Cry from the grave
The story so far: on 28 August 1997, Philippine Lambert, aged 20, known as the most beautiful and enchanting girl of her generation, killed herself leaving many documents and her personal diaries accusing a friend of her family, Vincent Meyer, then in his forties, of sexually abusing her many times when she was aged between 12 and 15 years old. I have written about this case before, but, because of an altercation which took place in Geneva last month, the Swiss lawyers who handled the case for Philippine's parents have given me sworn affidavits which show the accused used a statute of limitations to beat the rap. Baron Philippe Lambert is the scion of a grand Belgian banking family, and a cousin of the Rothschilds. His wife Marion is known among artistic circles as a patron and collector. Both are close friends of mine, as was Philippine and their son Henri, now studying law here in Britain. Vincent Meyer I have never met. He is the grandson of Andre Meyer. of Lazard Freres renown.

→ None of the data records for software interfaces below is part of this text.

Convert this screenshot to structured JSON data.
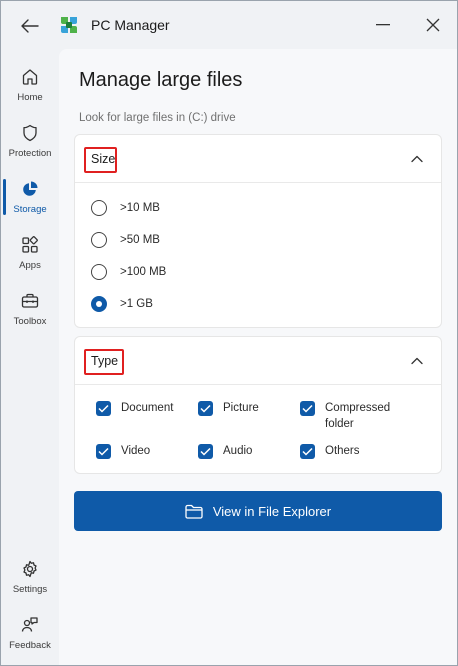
{
  "window": {
    "app_title": "PC Manager"
  },
  "sidebar": {
    "items": [
      {
        "label": "Home",
        "icon": "home-icon"
      },
      {
        "label": "Protection",
        "icon": "shield-icon"
      },
      {
        "label": "Storage",
        "icon": "pie-chart-icon",
        "active": true
      },
      {
        "label": "Apps",
        "icon": "apps-grid-icon"
      },
      {
        "label": "Toolbox",
        "icon": "toolbox-icon"
      },
      {
        "label": "Settings",
        "icon": "gear-icon"
      },
      {
        "label": "Feedback",
        "icon": "feedback-icon"
      }
    ]
  },
  "main": {
    "title": "Manage large files",
    "subtitle": "Look for large files in (C:) drive",
    "size_card": {
      "title": "Size",
      "options": [
        {
          "label": ">10 MB",
          "checked": false
        },
        {
          "label": ">50 MB",
          "checked": false
        },
        {
          "label": ">100 MB",
          "checked": false
        },
        {
          "label": ">1 GB",
          "checked": true
        }
      ]
    },
    "type_card": {
      "title": "Type",
      "options": [
        {
          "label": "Document",
          "checked": true
        },
        {
          "label": "Picture",
          "checked": true
        },
        {
          "label": "Compressed folder",
          "checked": true
        },
        {
          "label": "Video",
          "checked": true
        },
        {
          "label": "Audio",
          "checked": true
        },
        {
          "label": "Others",
          "checked": true
        }
      ]
    },
    "action_button": "View in File Explorer"
  },
  "colors": {
    "accent": "#0f5aa8",
    "highlight": "#e02020"
  }
}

After the family filed a criminal complaint against Meyer in Geneva, he was indicted for sexual relations with a child, sexual violence and involuntary manslaughter. He was jailed for three months and bail was set at six million Swiss francs, a record. In July 2000, after an investigation lasting three years, the criminal proceedings against Meyer were discontinued. Here's Mick Brown, writing for the Telegraph magazine in 2001: 'While the General Prosecutor acknowledged that the evidence against Meyer constituted "serious charges", they could not be considered because of a five-year statute of limitations.' In other words, Meyer, enormously rich and well-connected, walked free using a ruling which says that a count of harm to the sexual development of a minor cannot be continued after five years have passed. (The manslaughter charge was not pursued by the Lamberts.) Vincent Meyer is no shrinking violet. His rich and powerful friends came immediately to his rescue. I was bombarded by letters — some from people I know and respect — telling me to lay off. That Meyer could not have done such vile things to a 12-year-old and so on. But I knew better. Two other mothers had complained to me after my original article about Meyer's creepy habits of paying attention to their below-age-of-consent daughters. Fear of publicity prevented the women from coming forward, and I don't blame them. Meyer is president and princi pal benefactor of the London Philharmonia Orchestra, and a generous donor to other musical venues such as Glyndebourne. The reason I'm dredging this grotesque story up again — after all, Mick Brown's piece in the Telegraph was as close to the truth as it gets — is that last month in Geneva Philippe Lambert, a gent of the very old school, ran into Meyer in the street and attacked him. Lambert is 75, is in bad health and has trouble walking. But a loss such as his makes one forget physical infirmities. Meyer fled, but had his lawyers warn Philippe that he would take action if it happened again. The Lamberts, of course, would like nothing better, as would I. The ruling for Meyer was called a `nolle prosequi' order. Nolte prosequi gives the right to the accused to appeal against it. Meyer could be discharged of all charges if he did, but has refused to do so. It is obvious why. 'As a consequence, prosecution against Meyer could start again if any circumstances proper to have the nolle prosequi order reconsidered would occur.' Such as a complaint by Meyer against Philippe Lambert taking a poke at him.
I have a simple question. Meyer has gone around stating that he was found innocent and has been acquitted. But the significance of the final ruling was that, although Meyer walked, he was definitely not found innocent. His name was never cleared. Moreover, he did not undertake any legal action, as he could have done, nor did he try to obtain acquittal. So my question is why do good people choose to ignore such facts? Why does even Prince Charles, who should be setting an example of moral standards, have anything to do with him? Is his money so powerful that people are willing to ignore the fact that he molested the most divine little girl for years, and got away with it? All child molesters act in private and always deny any wrongdoings. But Philippine's cry from the grave cannot and should not be denied. Meyer left Geneva, moved to London, remarried and spun a tale of woe. The Lamberts lost their divine daughter and obviously will not forgive and forget. Nor should anyone. Next time you listen to the London Philharmonia, perhaps you will be able to hear Philippine's cries from her early grave.